Bore 6 is worthy of a mention. It is located on saline land about 20 metres south of the 2004 plantation. The water level within this bore continues to fall in sympathy with groundwater under the plantation. As groundwater flows from the cleared saline landscape into the large watertable depression under the forest it drains groundwater from the surrounding land and lowers the watertable immediately adjacent the plantation. The impact is not readily apparent beyond about 50 metres from the forest boundary, however, it seems the de-watered zone is expanding as the dry conditions prevail.

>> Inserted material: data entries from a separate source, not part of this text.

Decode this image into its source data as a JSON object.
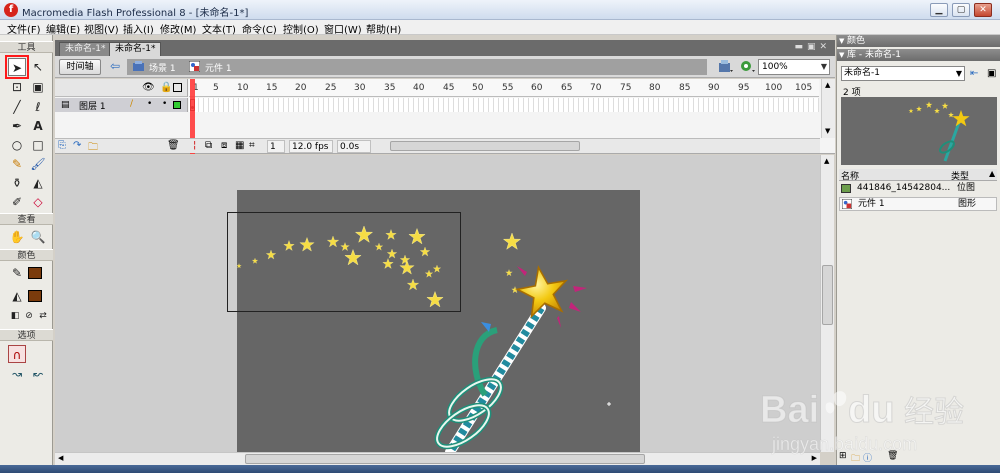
{
  "window": {
    "title": "Macromedia Flash Professional 8 - [未命名-1*]",
    "logo_letter": "f"
  },
  "menu": [
    "文件(F)",
    "编辑(E)",
    "视图(V)",
    "插入(I)",
    "修改(M)",
    "文本(T)",
    "命令(C)",
    "控制(O)",
    "窗口(W)",
    "帮助(H)"
  ],
  "tools": {
    "header": "工具",
    "view_label": "查看",
    "color_label": "颜色",
    "options_label": "选项"
  },
  "document": {
    "tabs": [
      "未命名-1*",
      "未命名-1*"
    ],
    "timeline_button": "时间轴",
    "scene_label": "场景 1",
    "symbol_label": "元件 1",
    "zoom": "100%"
  },
  "timeline": {
    "layer_name": "图层 1",
    "frame_numbers": [
      "1",
      "5",
      "10",
      "15",
      "20",
      "25",
      "30",
      "35",
      "40",
      "45",
      "50",
      "55",
      "60",
      "65",
      "70",
      "75",
      "80",
      "85",
      "90",
      "95",
      "100",
      "105"
    ],
    "current_frame": "1",
    "fps": "12.0 fps",
    "time": "0.0s"
  },
  "panels": {
    "color_title": "颜色",
    "library_title": "库 - 未命名-1",
    "library_select": "未命名-1",
    "item_count": "2 项",
    "col_name": "名称",
    "col_type": "类型",
    "items": [
      {
        "name": "441846_14542804...",
        "type": "位图"
      },
      {
        "name": "元件 1",
        "type": "图形"
      }
    ]
  },
  "watermark": {
    "brand": "Bai",
    "brand2": "du",
    "cn": "经验",
    "url": "jingyan.baidu.com"
  },
  "colors": {
    "stage": "#666666",
    "stroke_swatch": "#000000",
    "fill_swatch": "#7a3b0c",
    "highlight": "#ff1a1a",
    "star_gold": "#f5d20c"
  }
}
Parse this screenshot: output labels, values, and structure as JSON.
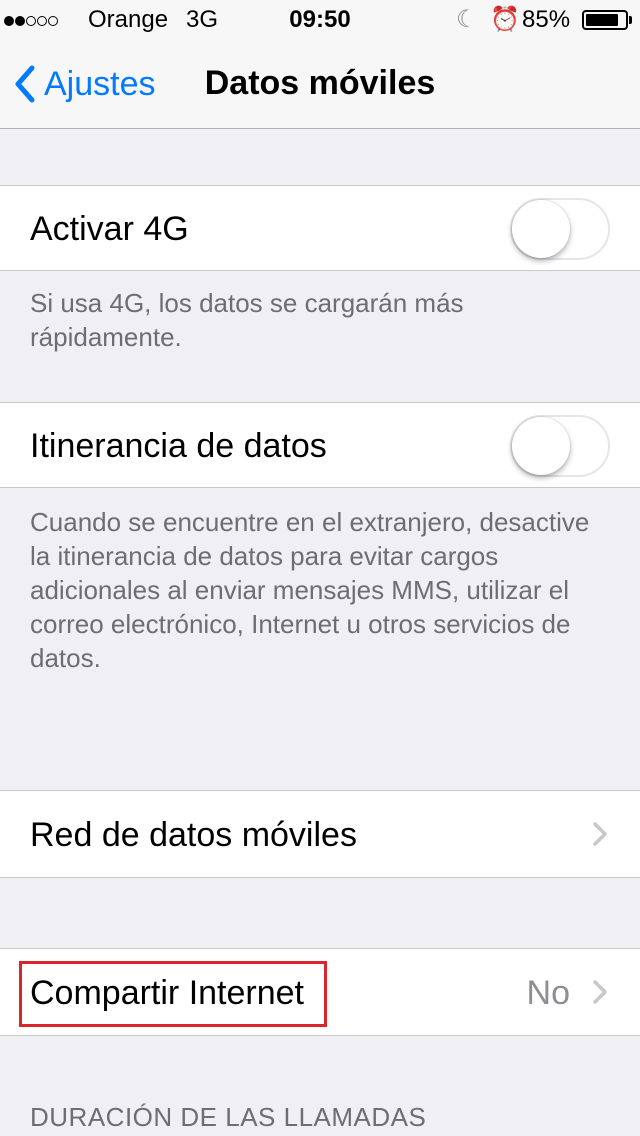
{
  "status_bar": {
    "carrier": "Orange",
    "network": "3G",
    "time": "09:50",
    "battery": "85%",
    "battery_level": 0.85,
    "signal_bars_filled": 2,
    "signal_bars_total": 5
  },
  "nav": {
    "back_label": "Ajustes",
    "title": "Datos móviles"
  },
  "settings": {
    "activar_4g": {
      "label": "Activar 4G",
      "on": false,
      "footer": "Si usa 4G, los datos se cargarán más rápidamente."
    },
    "itinerancia": {
      "label": "Itinerancia de datos",
      "on": false,
      "footer": "Cuando se encuentre en el extranjero, desactive la itinerancia de datos para evitar cargos adicionales al enviar mensajes MMS, utilizar el correo electrónico, Internet u otros servicios de datos."
    },
    "red_datos": {
      "label": "Red de datos móviles"
    },
    "compartir": {
      "label": "Compartir Internet",
      "value": "No"
    }
  },
  "section_header": "DURACIÓN DE LAS LLAMADAS",
  "colors": {
    "accent": "#007aff",
    "background": "#efeff4",
    "highlight": "#d9252b"
  }
}
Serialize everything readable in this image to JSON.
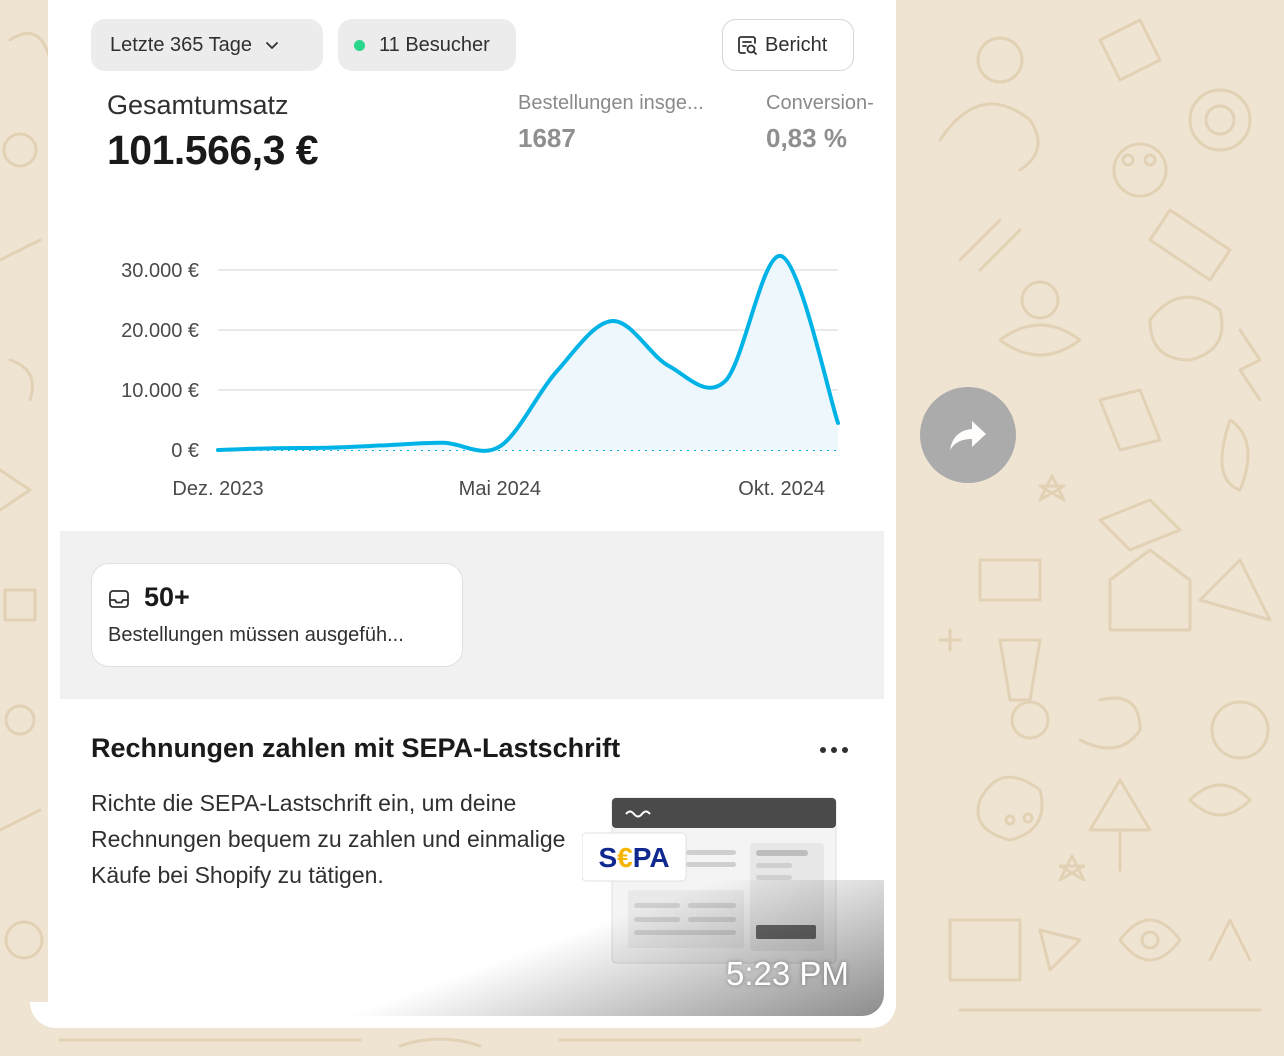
{
  "colors": {
    "wallpaper": "#efe4d2",
    "accent_line": "#00b3e6",
    "visitor_dot": "#29d68a",
    "forward_button": "#a9a9a9"
  },
  "header": {
    "period_label": "Letzte 365 Tage",
    "visitors_label": "11 Besucher",
    "report_label": "Bericht"
  },
  "metrics": {
    "total_sales_label": "Gesamtumsatz",
    "total_sales_value": "101.566,3 €",
    "orders_label": "Bestellungen insge...",
    "orders_value": "1687",
    "conversion_label": "Conversion-",
    "conversion_value": "0,83 %"
  },
  "chart_data": {
    "type": "line",
    "y_tick_labels": [
      "30.000 €",
      "20.000 €",
      "10.000 €",
      "0 €"
    ],
    "x_tick_labels": [
      "Dez. 2023",
      "Mai 2024",
      "Okt. 2024"
    ],
    "ylim": [
      0,
      30000
    ],
    "series": [
      {
        "values": [
          {
            "x": "2023-12",
            "y": 0
          },
          {
            "x": "2024-01",
            "y": 300
          },
          {
            "x": "2024-02",
            "y": 400
          },
          {
            "x": "2024-03",
            "y": 800
          },
          {
            "x": "2024-04",
            "y": 1200
          },
          {
            "x": "2024-05",
            "y": 600
          },
          {
            "x": "2024-06",
            "y": 13000
          },
          {
            "x": "2024-07",
            "y": 21500
          },
          {
            "x": "2024-08",
            "y": 14000
          },
          {
            "x": "2024-09",
            "y": 11500
          },
          {
            "x": "2024-10",
            "y": 32300
          },
          {
            "x": "2024-11",
            "y": 4500
          }
        ]
      },
      {
        "style": "dotted",
        "values": [
          {
            "x": "2023-12",
            "y": 0
          },
          {
            "x": "2024-11",
            "y": 0
          }
        ]
      }
    ],
    "grid": true
  },
  "orders_card": {
    "count": "50+",
    "text": "Bestellungen müssen ausgefüh..."
  },
  "sepa_card": {
    "title": "Rechnungen zahlen mit SEPA-Lastschrift",
    "body": "Richte die SEPA-Lastschrift ein, um deine Rechnungen bequem zu zahlen und einmalige Käufe bei Shopify zu tätigen.",
    "logo_text": "S€PA"
  },
  "message": {
    "timestamp": "5:23 PM"
  }
}
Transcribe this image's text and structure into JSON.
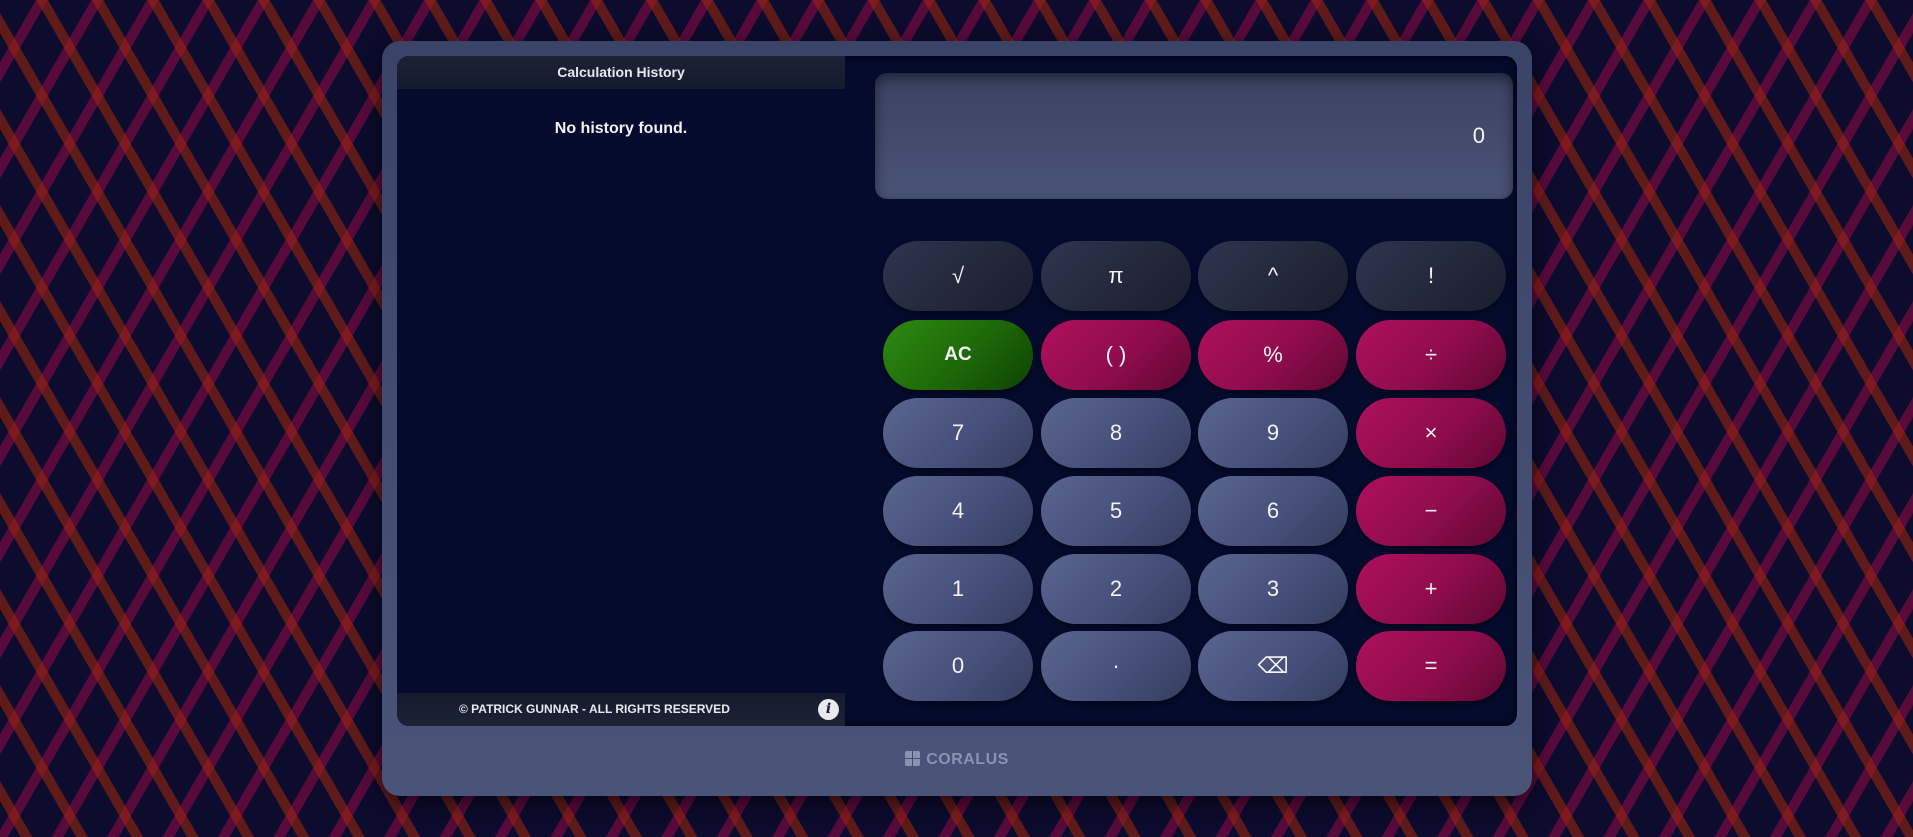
{
  "history": {
    "title": "Calculation History",
    "empty_message": "No history found.",
    "footer": "© PATRICK GUNNAR - ALL RIGHTS RESERVED",
    "info_icon": "i"
  },
  "display": {
    "value": "0"
  },
  "keys": {
    "sqrt": "√",
    "pi": "π",
    "power": "^",
    "factorial": "!",
    "clear": "AC",
    "parentheses": "( )",
    "percent": "%",
    "divide": "÷",
    "seven": "7",
    "eight": "8",
    "nine": "9",
    "multiply": "×",
    "four": "4",
    "five": "5",
    "six": "6",
    "subtract": "−",
    "one": "1",
    "two": "2",
    "three": "3",
    "add": "+",
    "zero": "0",
    "decimal": "·",
    "backspace": "⌫",
    "equals": "="
  },
  "brand": {
    "name": "CORALUS"
  },
  "colors": {
    "background": "#0d0b2e",
    "screen": "#040b2d",
    "operator": "#8e0c4c",
    "clear": "#1d6808",
    "number": "#46507a",
    "function": "#222739"
  }
}
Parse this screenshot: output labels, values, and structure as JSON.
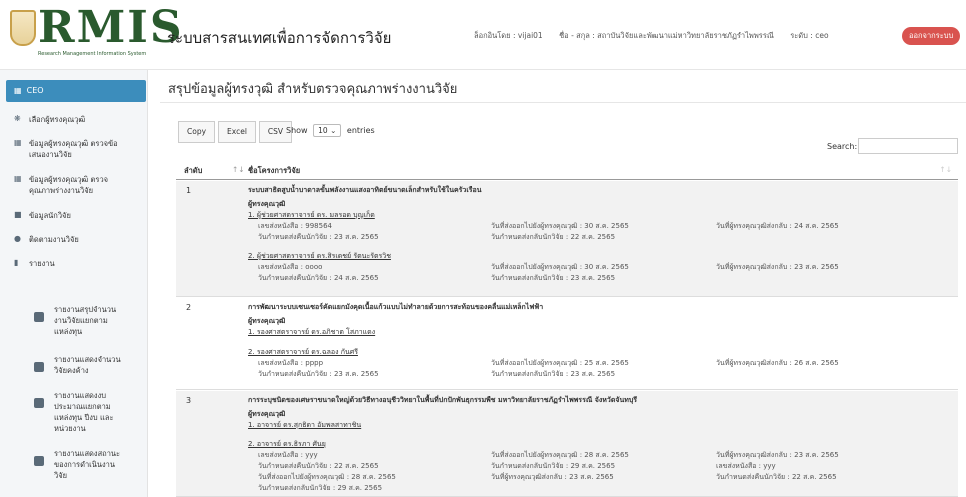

Dry conditions over the past couple of years have also allowed the remnant native vegetation to re-establish control of the watertable, and the old trees are now out of the danger zone. The shallow watertable at bore 9 in the northern remnants has, once again, been pulled down by the old trees and groundwater in the shallow system is once again about 0.4 metres below the level of the deeper system. The same has occurred under the southern remnants near Hoggs
Road has where the watertable is now a little over 4 metres below the natural surface.
Groundwater levels under the most saline land occur around 3.2 metres below the land surface. Again, the only other time we have seen this was in 2009 after 13 years of below average rainfall conditions.
The southerly regions appear quite stark as the salt affected land appears as a sea of dead saltbush. The biggest rainfall events and flooding in recorded history occurred in 2010 and 2011, and the Old Man Saltbush simply did not survive. It was not inundation that killed them, it was elevated watertables close to the land surface for several months after the floods. Not all of the saltbush are dead, however, in some areas we (Andy) rolled them in an attempt to promote new growth young stems now emerging from the base of the old plants (attached image).
The next thing on the agenda at Kamarooka is to get a drilling rig on site to establish a deeper well adjacent bore 8 in the centre of the 2004 plantation. I have organised this with the driller, but I have not yet completed the paperwork for the water authority. I will try to do this soon. I also want to have a go at clearing the roots from bore 7 (also in the 2004 plantation). How about an enterprising farmer building me a bore root remover? I need about 2 metres of galvanised pipe that will fit within a 50 mm PVC pipe. One end needs to have a bevel ground on it sharp enough to cut the roots. The other needs to have an internal means of securing a rope without increasing the diameter beyond that which will fit down the bore casing. Any takers?
Saltbush death resulting
from extended periods shallow saline groundwater
following record rainfall and flooding in 2010/2011
Young saltbush regenerating after rolling